The national average was 4.2 net new establishments per 10,000 people.
Note on Data and National Trends
EMSI’s business establishment data comes from the Bureau of Labor Statistics’ Quarterly Census of Employments and Wages (QCEW). The most recent year of this data is 2012, the last year of our analysis. An establishment is defined as a single physical location that produces some form of economic activity. One company can have multiple establishments (e.g., each coffee shop in a large metro area is considered a single establishment, even if it is part of a chain of coffee shops).
Business establishment data is different than numbers on business starts and closures. A firm can close an establishment and still have a presence in a metro area or state at other locations, or an existing business could expand its number of establishments by opening a new location. Still, business establishment data provides a window into the health of the business landscape from state to state — and it tracks closely with the economy and labor market overall, as CareerBuilder CEO Matt Ferguson noted in the release of this data.
As the following chart shows, the U.S. created between 115,000 to 210,000 net establishments each year from 2001 to 2007. But establishment formation plummeted during the recession, bottoming out at a loss of 80,000 net establishments from 2008 to 2009. It hasn’t approached 100,000 in any single year since.
The following table shows 2009-2012 net business establishment formation for every state and Washington, D.C. It also gives total 2012 establishments.
Some states in the lower part of the ranking have done better (or worse) of late. For instance, Arizona ranked 40th in net establishments from 2009 to 2012, but it added 3,300 establishments from 2011 to 2012 — a 2% gain. California, on the other hand, had easily the biggest drop in year-over-year establishments from 2011 to 2012, a loss of nearly 40,000 establishments. From 2010 to 2011, however, California led all states by adding 43,000 establishments. On net, the Golden State had 2,500 fewer total establishments in 2012 than 2009, which put them at 45th in the nation.
Note: As is the case with California and others, states with negative business formation had a lower number of total establishments in 2012 than in 2009.
|Net Business Establishment Formations (2009-2012)||2009-2012 Rank||Net New Establishments Per 10,000 Residents||Total 2012 Establishments||% Change (2009-2012)|

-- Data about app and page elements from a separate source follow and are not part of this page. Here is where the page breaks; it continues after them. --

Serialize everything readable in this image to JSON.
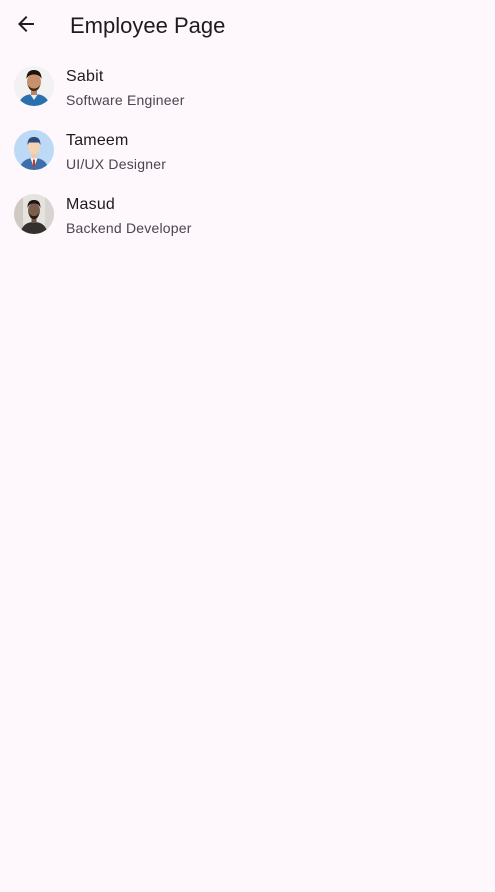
{
  "app_bar": {
    "back_icon": "arrow-back-icon",
    "title": "Employee Page"
  },
  "employees": [
    {
      "name": "Sabit",
      "role": "Software Engineer",
      "avatar_icon": "avatar-photo-sabit"
    },
    {
      "name": "Tameem",
      "role": "UI/UX Designer",
      "avatar_icon": "avatar-illustration-tameem"
    },
    {
      "name": "Masud",
      "role": "Backend Developer",
      "avatar_icon": "avatar-photo-masud"
    }
  ],
  "colors": {
    "background": "#fef7fc",
    "title_text": "#1d1b20",
    "subtitle_text": "#49454f"
  }
}
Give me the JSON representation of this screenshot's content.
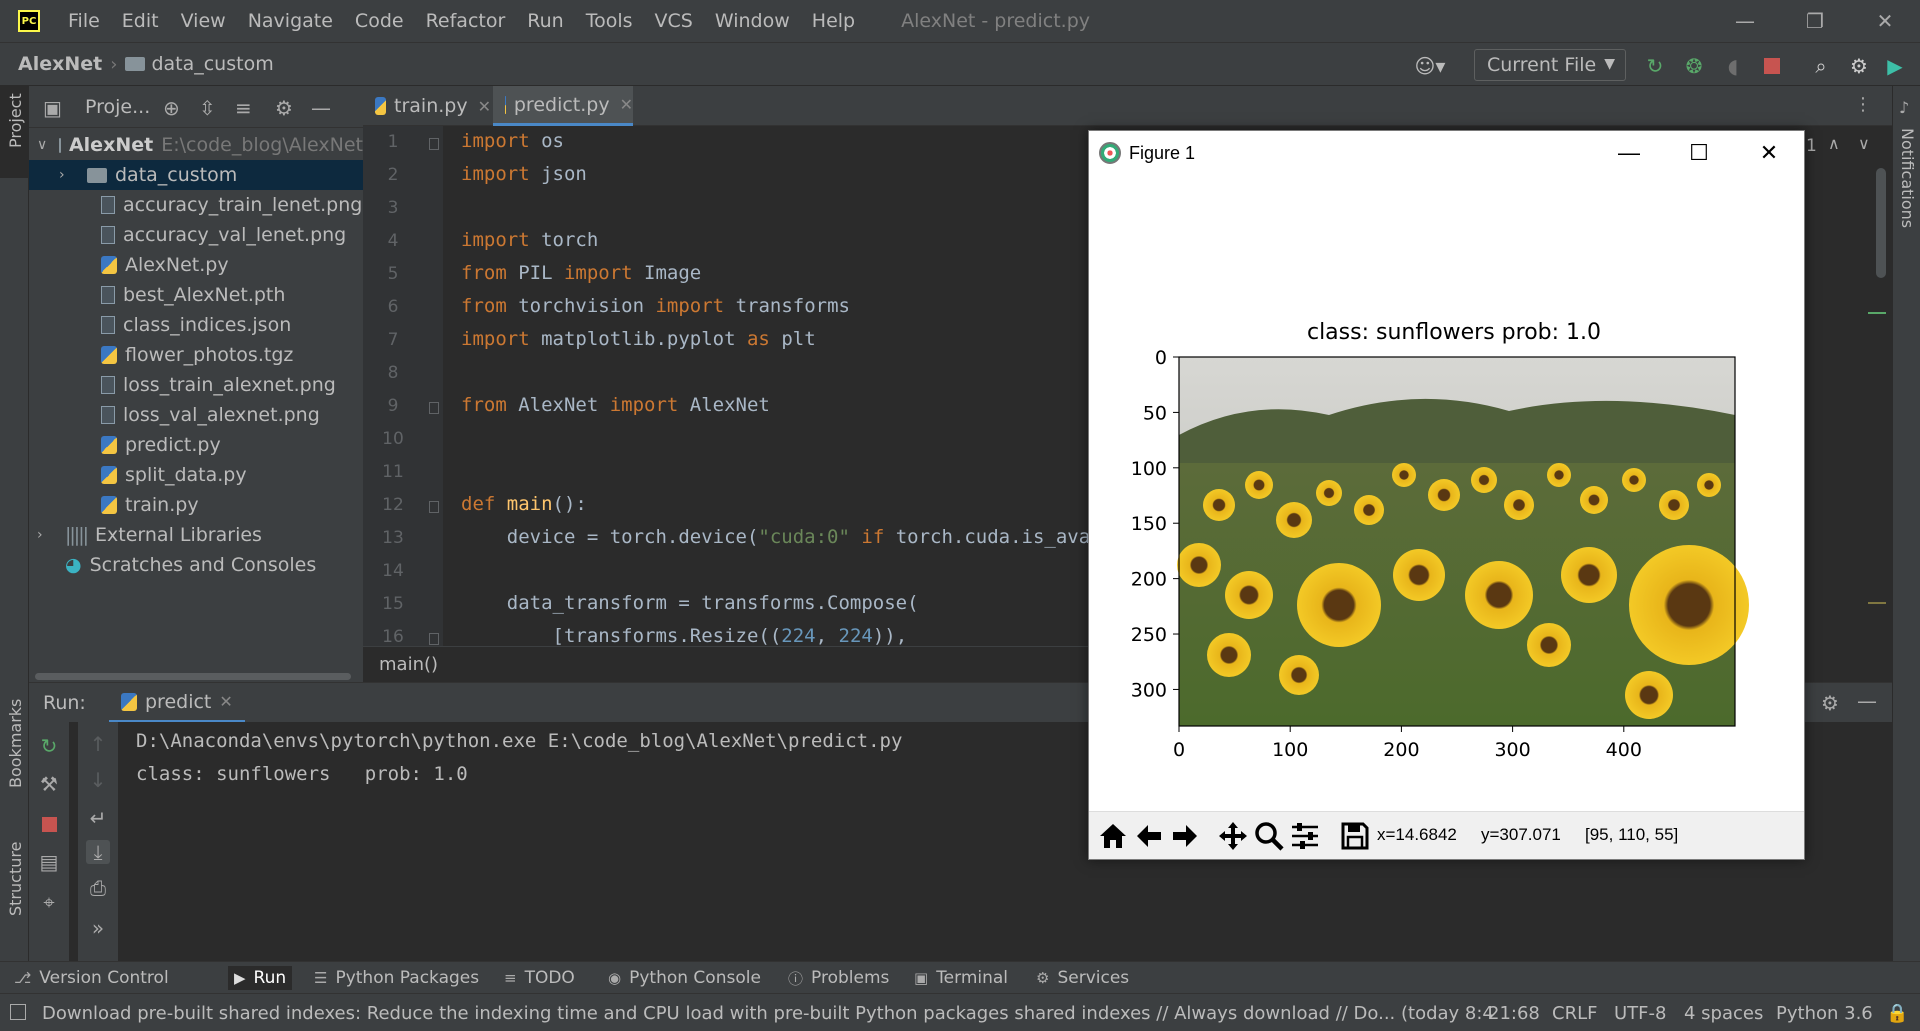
{
  "app": {
    "logo": "PC",
    "menu": [
      "File",
      "Edit",
      "View",
      "Navigate",
      "Code",
      "Refactor",
      "Run",
      "Tools",
      "VCS",
      "Window",
      "Help"
    ],
    "window_title": "AlexNet - predict.py"
  },
  "navbar": {
    "project": "AlexNet",
    "folder": "data_custom",
    "run_config": "Current File"
  },
  "left_stripe": {
    "project_label": "Project",
    "bookmarks_label": "Bookmarks",
    "structure_label": "Structure"
  },
  "right_stripe": {
    "notifications_label": "Notifications"
  },
  "project_panel": {
    "title": "Proje...",
    "root": {
      "name": "AlexNet",
      "path": "E:\\code_blog\\AlexNet"
    },
    "items": [
      {
        "name": "data_custom",
        "type": "folder"
      },
      {
        "name": "accuracy_train_lenet.png",
        "type": "image"
      },
      {
        "name": "accuracy_val_lenet.png",
        "type": "image"
      },
      {
        "name": "AlexNet.py",
        "type": "python"
      },
      {
        "name": "best_AlexNet.pth",
        "type": "file"
      },
      {
        "name": "class_indices.json",
        "type": "json"
      },
      {
        "name": "flower_photos.tgz",
        "type": "archive"
      },
      {
        "name": "loss_train_alexnet.png",
        "type": "image"
      },
      {
        "name": "loss_val_alexnet.png",
        "type": "image"
      },
      {
        "name": "predict.py",
        "type": "python"
      },
      {
        "name": "split_data.py",
        "type": "python"
      },
      {
        "name": "train.py",
        "type": "python"
      }
    ],
    "external_libraries": "External Libraries",
    "scratches": "Scratches and Consoles"
  },
  "editor": {
    "tabs": [
      {
        "label": "train.py",
        "active": false
      },
      {
        "label": "predict.py",
        "active": true
      }
    ],
    "line_numbers": [
      "1",
      "2",
      "3",
      "4",
      "5",
      "6",
      "7",
      "8",
      "9",
      "10",
      "11",
      "12",
      "13",
      "14",
      "15",
      "16"
    ],
    "breadcrumb": "main()",
    "right_counter": "1"
  },
  "run_panel": {
    "label": "Run:",
    "tab": "predict",
    "console": [
      "D:\\Anaconda\\envs\\pytorch\\python.exe E:\\code_blog\\AlexNet\\predict.py",
      "class: sunflowers   prob: 1.0"
    ]
  },
  "tool_buttons": [
    "Version Control",
    "Run",
    "Python Packages",
    "TODO",
    "Python Console",
    "Problems",
    "Terminal",
    "Services"
  ],
  "status_bar": {
    "message": "Download pre-built shared indexes: Reduce the indexing time and CPU load with pre-built Python packages shared indexes // Always download // Do... (today 8:4",
    "position": "21:68",
    "line_sep": "CRLF",
    "encoding": "UTF-8",
    "indent": "4 spaces",
    "interpreter": "Python 3.6"
  },
  "figure": {
    "window_title": "Figure 1",
    "plot_title": "class: sunflowers   prob: 1.0",
    "coord_x": "x=14.6842",
    "coord_y": "y=307.071",
    "pixel_value": "[95, 110, 55]"
  },
  "chart_data": {
    "type": "image",
    "title": "class: sunflowers   prob: 1.0",
    "xticks": [
      "0",
      "100",
      "200",
      "300",
      "400"
    ],
    "yticks": [
      "0",
      "50",
      "100",
      "150",
      "200",
      "250",
      "300"
    ],
    "xlim": [
      0,
      500
    ],
    "ylim": [
      333,
      0
    ]
  },
  "colors": {
    "keyword": "#cc7832",
    "function": "#ffc66d",
    "string": "#6a8759",
    "number": "#6897bb",
    "accent": "#4a88c7"
  }
}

|Source: EMSI (via BLS, QCEW); private sector only|
|District of Columbia||1,885||20||30.2||35,608||6%|
Data shown in this post comes from EMSI, a CareerBuilder company. Analyst, EMSI’s data research tool, provides current-year establishments by industry, and EMSI has historical establishments available upon request to clients. For questions or data for your region, contact Josh Wright (email@example.com). Follow EMSI on Twitter @DesktopEcon.